|International Classification||F16K3/26, G05D16/10, F16K17/04|
|Cooperative Classification||G05D16/10, Y10T137/7801, Y10T137/7781, Y10T137/7809, F16K3/262, Y10T137/7793, F16K17/046, Y10T137/0379|
|European Classification||F16K17/04H3, G05D16/10, F16K3/26Q|
|Sep 18, 2002||AS||Assignment|
Owner name: AVANTIUM INTERNATIONAL B.V., NETHERLANDS
Free format text: ASSIGNMENT OF ASSIGNORS INTEREST;ASSIGNORS:VAN DEN BRINK, PETER JOHN;DE JONGE, JOHANNES PETRUS;KROON, KLAAS HENDRIK;REEL/FRAME:013307/0632
Effective date: 20020906
|Mar 14, 2008||FPAY||Fee payment|
Year of fee payment: 4
|Mar 24, 2008||REMI||Maintenance fee reminder mailed|
|Mar 14, 2012||FPAY||Fee payment|
Year of fee payment: 8
|Apr 22, 2016||REMI||Maintenance fee reminder mailed|
|Sep 14, 2016||LAPS||Lapse for failure to pay maintenance fees|

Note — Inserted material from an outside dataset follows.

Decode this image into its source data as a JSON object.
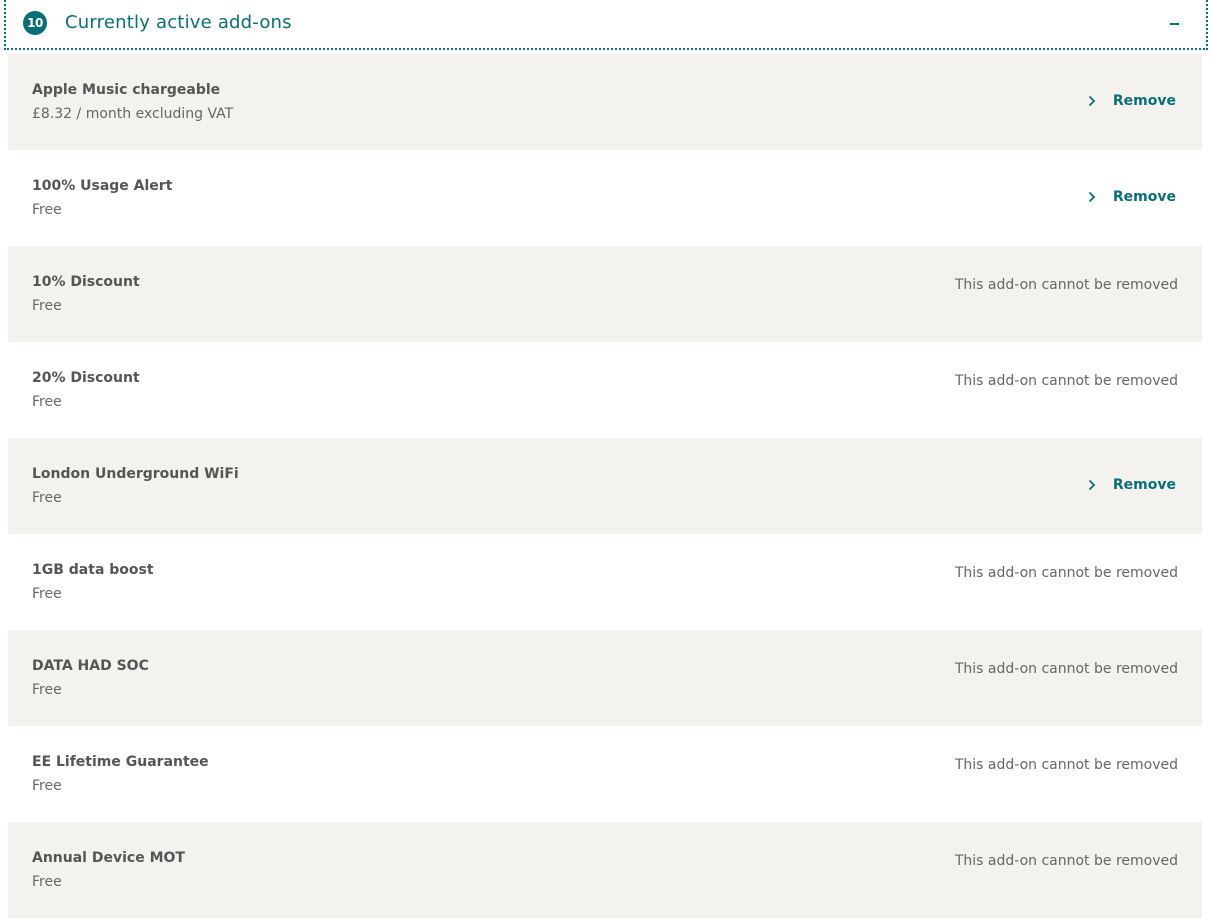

|Nov 1, 2016||FP||Expired due to failure to pay maintenance fee|
Effective date: 20160914